Protecting life is a strong reason for a strong rights-based approach
One of the common ideas among several organizations is that the new Global Biodiversity Framework should have a strong rights-based approach and there are good reasons for that. The year 2017 was the deadliest on record for environmental defenders in the world, with at least 207 murdered, and with agribusiness being the industry most linked to killings, according to a Global Witness report.7 Although it is unconceivable that so many human lives are lost for the sake of profit, the same greed for money is leading several other species to extinction – at between 1,000 and 10,000 times higher the natural extinction rate. Who should protect them if they cannot speak on their own?
All species are interlinked. The fact that we cannot see the linkages or measure their so-called benefit or service to humanity does not mean that they do not contribute to the balance of our planet. A healthy environment is a human right in many different ways. It enables us to enjoy our basic rights, but also to live in peace. Increasing evidence shows that the loss of biodiversity and the deterioration and destruction of ecosystems lead to massive social and humanitarian crises, and even armed conflicts.

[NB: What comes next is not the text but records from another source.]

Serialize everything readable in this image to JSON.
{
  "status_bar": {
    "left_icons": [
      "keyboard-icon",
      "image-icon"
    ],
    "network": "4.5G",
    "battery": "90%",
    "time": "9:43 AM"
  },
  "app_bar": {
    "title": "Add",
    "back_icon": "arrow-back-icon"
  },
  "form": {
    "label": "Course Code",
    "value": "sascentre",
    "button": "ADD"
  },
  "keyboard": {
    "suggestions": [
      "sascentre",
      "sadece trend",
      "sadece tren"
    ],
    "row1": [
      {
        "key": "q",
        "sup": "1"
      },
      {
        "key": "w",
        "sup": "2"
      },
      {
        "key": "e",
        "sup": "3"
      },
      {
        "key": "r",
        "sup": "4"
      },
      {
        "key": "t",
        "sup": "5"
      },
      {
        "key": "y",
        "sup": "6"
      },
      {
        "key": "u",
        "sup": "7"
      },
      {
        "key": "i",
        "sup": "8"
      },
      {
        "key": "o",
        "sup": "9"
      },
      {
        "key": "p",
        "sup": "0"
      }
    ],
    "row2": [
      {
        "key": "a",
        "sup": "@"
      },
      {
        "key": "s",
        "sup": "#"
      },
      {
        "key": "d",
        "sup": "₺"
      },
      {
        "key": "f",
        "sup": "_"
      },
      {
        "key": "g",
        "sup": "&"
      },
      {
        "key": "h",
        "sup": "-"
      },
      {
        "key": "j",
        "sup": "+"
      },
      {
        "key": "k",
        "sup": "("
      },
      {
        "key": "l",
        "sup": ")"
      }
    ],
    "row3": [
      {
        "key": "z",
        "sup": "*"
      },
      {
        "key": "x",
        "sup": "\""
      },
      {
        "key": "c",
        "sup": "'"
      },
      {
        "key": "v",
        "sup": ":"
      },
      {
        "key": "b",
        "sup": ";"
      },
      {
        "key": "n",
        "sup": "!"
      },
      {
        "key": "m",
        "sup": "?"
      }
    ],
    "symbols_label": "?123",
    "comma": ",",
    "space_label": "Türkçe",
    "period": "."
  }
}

A clear example is the extinction of Lake Chad in Africa, which has led to around 2 million people being displaced and has brought communities to such vulnerable states that, due to the competition for resources, armed conflicts have arisen.
A handful of technical elements are to be considered when adopting a new Global Biodiversity Framework, but if it is said that biodiversity is life, that should probably be the starting point when planning for it. In order to protect life, we need justice and concrete actions to shift away from the development pathways that threaten it.
 Global Witness. (2017). At What Cost? Irresponsible Business and the Murder of Land and Environmental Defenders in 2017. Retrieved from: https://www.globalwitness.org/en/campaigns/environmental-activists/defen...